tyer-viola l.a. & duffy m.e. (2010) The Pregnant Women with HIV Attitude Scale: development and initial psychometric evaluation. Journal of Advanced Nursing 66(8), 1852–1863.
Title. The Pregnant Women with HIV Attitude Scale: development and initial psychometric evaluation.
Aim. This paper is a report of the development and initial psychometric evaluation of the Pregnant Women with HIV Attitude Scale.
Background. Previous research has identified that attitudes toward persons with HIV/AIDS have been judgmental and could affect clinical care and outcomes. Stigma towards persons with HIV has persisted as a barrier to nursing care globally. Women are more vulnerable during pregnancy. An instrument to specifically measure obstetric care provider’s attitudes toward this population is needed to target identified gaps in providing respectful care.

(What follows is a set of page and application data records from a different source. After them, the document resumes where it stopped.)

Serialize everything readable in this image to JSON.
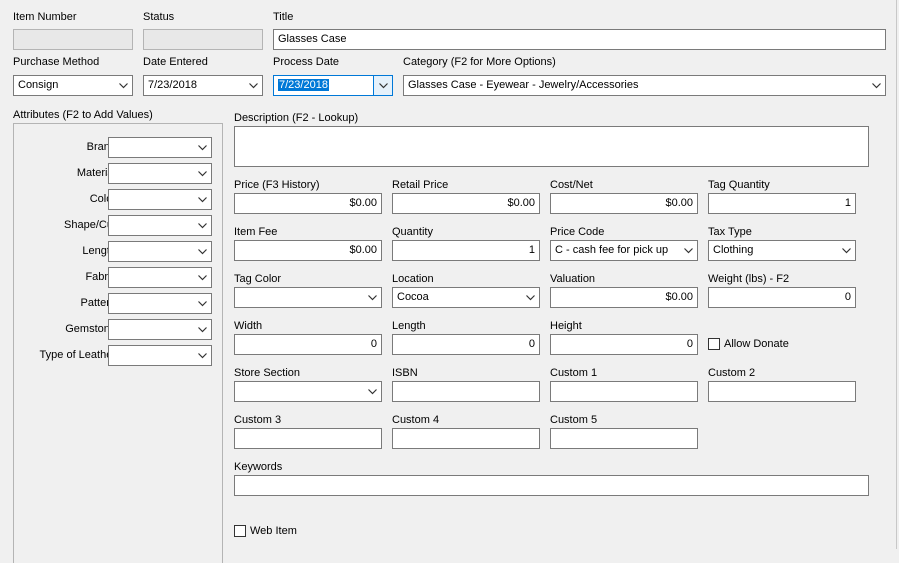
{
  "labels": {
    "item_number": "Item Number",
    "status": "Status",
    "title": "Title",
    "purchase_method": "Purchase Method",
    "date_entered": "Date Entered",
    "process_date": "Process Date",
    "category": "Category (F2 for More Options)",
    "attributes": "Attributes (F2 to Add Values)",
    "description": "Description (F2 - Lookup)",
    "price": "Price (F3 History)",
    "retail_price": "Retail Price",
    "cost_net": "Cost/Net",
    "tag_quantity": "Tag Quantity",
    "item_fee": "Item Fee",
    "quantity": "Quantity",
    "price_code": "Price Code",
    "tax_type": "Tax Type",
    "tag_color": "Tag Color",
    "location": "Location",
    "valuation": "Valuation",
    "weight": "Weight (lbs) - F2",
    "width": "Width",
    "length": "Length",
    "height": "Height",
    "allow_donate": "Allow Donate",
    "store_section": "Store Section",
    "isbn": "ISBN",
    "custom1": "Custom 1",
    "custom2": "Custom 2",
    "custom3": "Custom 3",
    "custom4": "Custom 4",
    "custom5": "Custom 5",
    "keywords": "Keywords",
    "web_item": "Web Item"
  },
  "values": {
    "item_number": "",
    "status": "",
    "title": "Glasses Case",
    "purchase_method": "Consign",
    "date_entered": "7/23/2018",
    "process_date": "7/23/2018",
    "category": "Glasses Case - Eyewear - Jewelry/Accessories",
    "description": "",
    "price": "$0.00",
    "retail_price": "$0.00",
    "cost_net": "$0.00",
    "tag_quantity": "1",
    "item_fee": "$0.00",
    "quantity": "1",
    "price_code": "C - cash fee for pick up",
    "tax_type": "Clothing",
    "tag_color": "",
    "location": "Cocoa",
    "valuation": "$0.00",
    "weight": "0",
    "width": "0",
    "length": "0",
    "height": "0",
    "allow_donate": false,
    "store_section": "",
    "isbn": "",
    "custom1": "",
    "custom2": "",
    "custom3": "",
    "custom4": "",
    "custom5": "",
    "keywords": "",
    "web_item": false
  },
  "attributes": [
    {
      "label": "Brand",
      "value": ""
    },
    {
      "label": "Material",
      "value": ""
    },
    {
      "label": "Color",
      "value": ""
    },
    {
      "label": "Shape/Cut",
      "value": ""
    },
    {
      "label": "Length",
      "value": ""
    },
    {
      "label": "Fabric",
      "value": ""
    },
    {
      "label": "Pattern",
      "value": ""
    },
    {
      "label": "Gemstone",
      "value": ""
    },
    {
      "label": "Type of Leather",
      "value": ""
    }
  ],
  "icons": {
    "dropdown": "chevron-down-icon",
    "checkbox": "checkbox-unchecked-icon"
  },
  "colors": {
    "focus_accent": "#0078d7",
    "window_bg": "#f0f0f0"
  }
}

Methods. Existing literature and instruments were analysed and two existing measures, the Attitudes about People with HIV Scale and the Attitudes toward Women with HIV Scale, were combined to create an initial item pool to address attitudes toward HIV-positive pregnant women. The data were collected in 2003 with obstetric nurses attending a national conference in the United States of America (N = 210). Content validity was used for item pool development and principal component analysis and analysis of variance were used to determine construct validity. Reliability was analysed using Cronbach’s Alpha.
Results. The new measure demonstrated high internal consistency (alpha estimates = 0·89). Principal component analysis yielded a two-component structure that accounted for 45% of the total variance: Mothering-Choice (alpha estimates = 0·89) and Sympathy-Rights (alpha estimates = 0·72).
Conclusion. These data provided initial evidence of the psychometric properties of the Pregnant Women with HIV Attitude Scale. Further analysis is required of the validity of the constructs of this scale and its reliability with various obstetric care providers.